**TASK INSTRUCTIONS**
Look through the lines below, find those with the word "pink", and copy them.

- Opening Delimiter -

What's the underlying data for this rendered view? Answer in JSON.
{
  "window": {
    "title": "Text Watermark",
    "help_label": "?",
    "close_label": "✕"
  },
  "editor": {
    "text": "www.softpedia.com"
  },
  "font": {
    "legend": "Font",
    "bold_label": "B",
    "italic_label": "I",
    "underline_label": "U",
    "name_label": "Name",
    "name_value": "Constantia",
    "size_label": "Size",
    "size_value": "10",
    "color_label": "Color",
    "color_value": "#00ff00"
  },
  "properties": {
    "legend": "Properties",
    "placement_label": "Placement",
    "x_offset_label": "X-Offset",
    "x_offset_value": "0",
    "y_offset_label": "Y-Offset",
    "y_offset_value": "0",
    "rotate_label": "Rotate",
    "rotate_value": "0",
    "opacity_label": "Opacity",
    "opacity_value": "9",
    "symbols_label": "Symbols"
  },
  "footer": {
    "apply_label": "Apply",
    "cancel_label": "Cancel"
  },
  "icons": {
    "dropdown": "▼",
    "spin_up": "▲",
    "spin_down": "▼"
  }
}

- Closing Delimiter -
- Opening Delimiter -

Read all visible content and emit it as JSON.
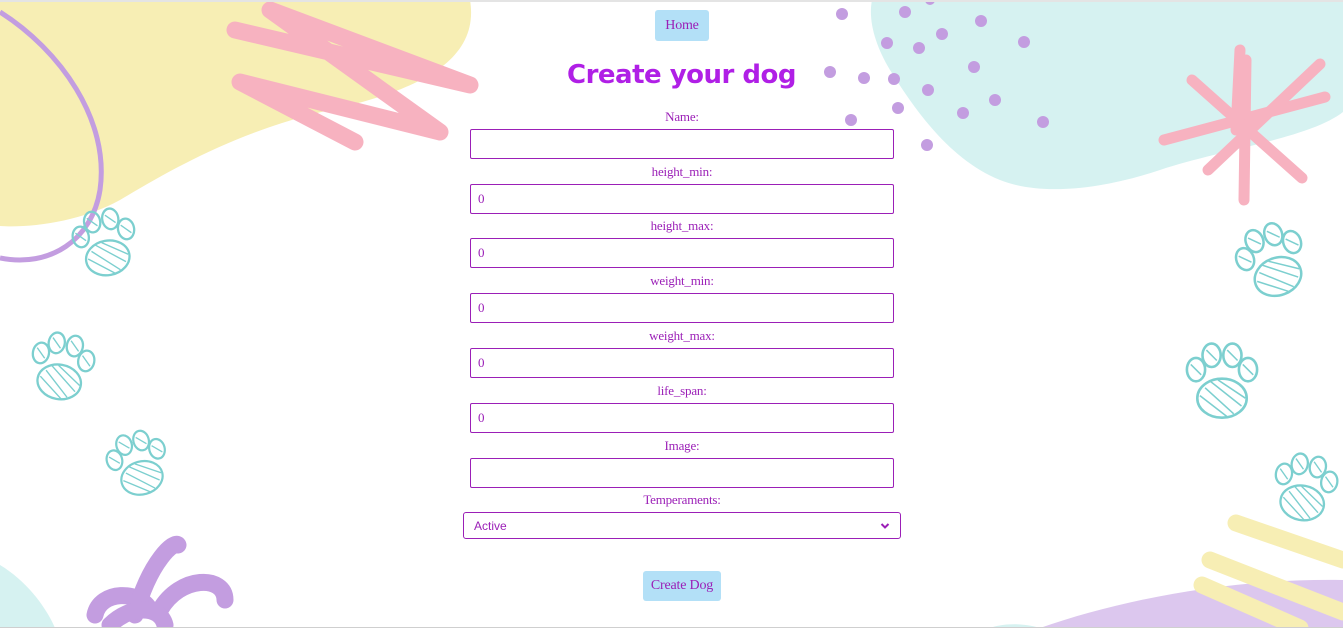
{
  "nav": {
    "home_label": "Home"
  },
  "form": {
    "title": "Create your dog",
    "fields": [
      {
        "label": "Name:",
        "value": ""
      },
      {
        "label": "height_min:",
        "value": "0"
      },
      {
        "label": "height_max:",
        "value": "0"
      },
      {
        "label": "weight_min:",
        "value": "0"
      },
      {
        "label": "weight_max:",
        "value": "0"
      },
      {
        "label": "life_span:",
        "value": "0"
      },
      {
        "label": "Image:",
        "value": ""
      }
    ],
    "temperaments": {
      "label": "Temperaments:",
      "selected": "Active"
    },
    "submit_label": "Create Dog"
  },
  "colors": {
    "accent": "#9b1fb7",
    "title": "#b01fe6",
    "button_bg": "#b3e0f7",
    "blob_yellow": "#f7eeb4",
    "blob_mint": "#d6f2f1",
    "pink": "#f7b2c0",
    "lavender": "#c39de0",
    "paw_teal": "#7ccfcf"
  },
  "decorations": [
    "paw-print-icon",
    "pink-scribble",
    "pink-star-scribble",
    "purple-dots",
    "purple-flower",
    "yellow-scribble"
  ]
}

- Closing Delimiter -

**EXERCISE RESPONSE**
    "pink": "#f7b2c0",
    "pink-scribble",
    "pink-star-scribble",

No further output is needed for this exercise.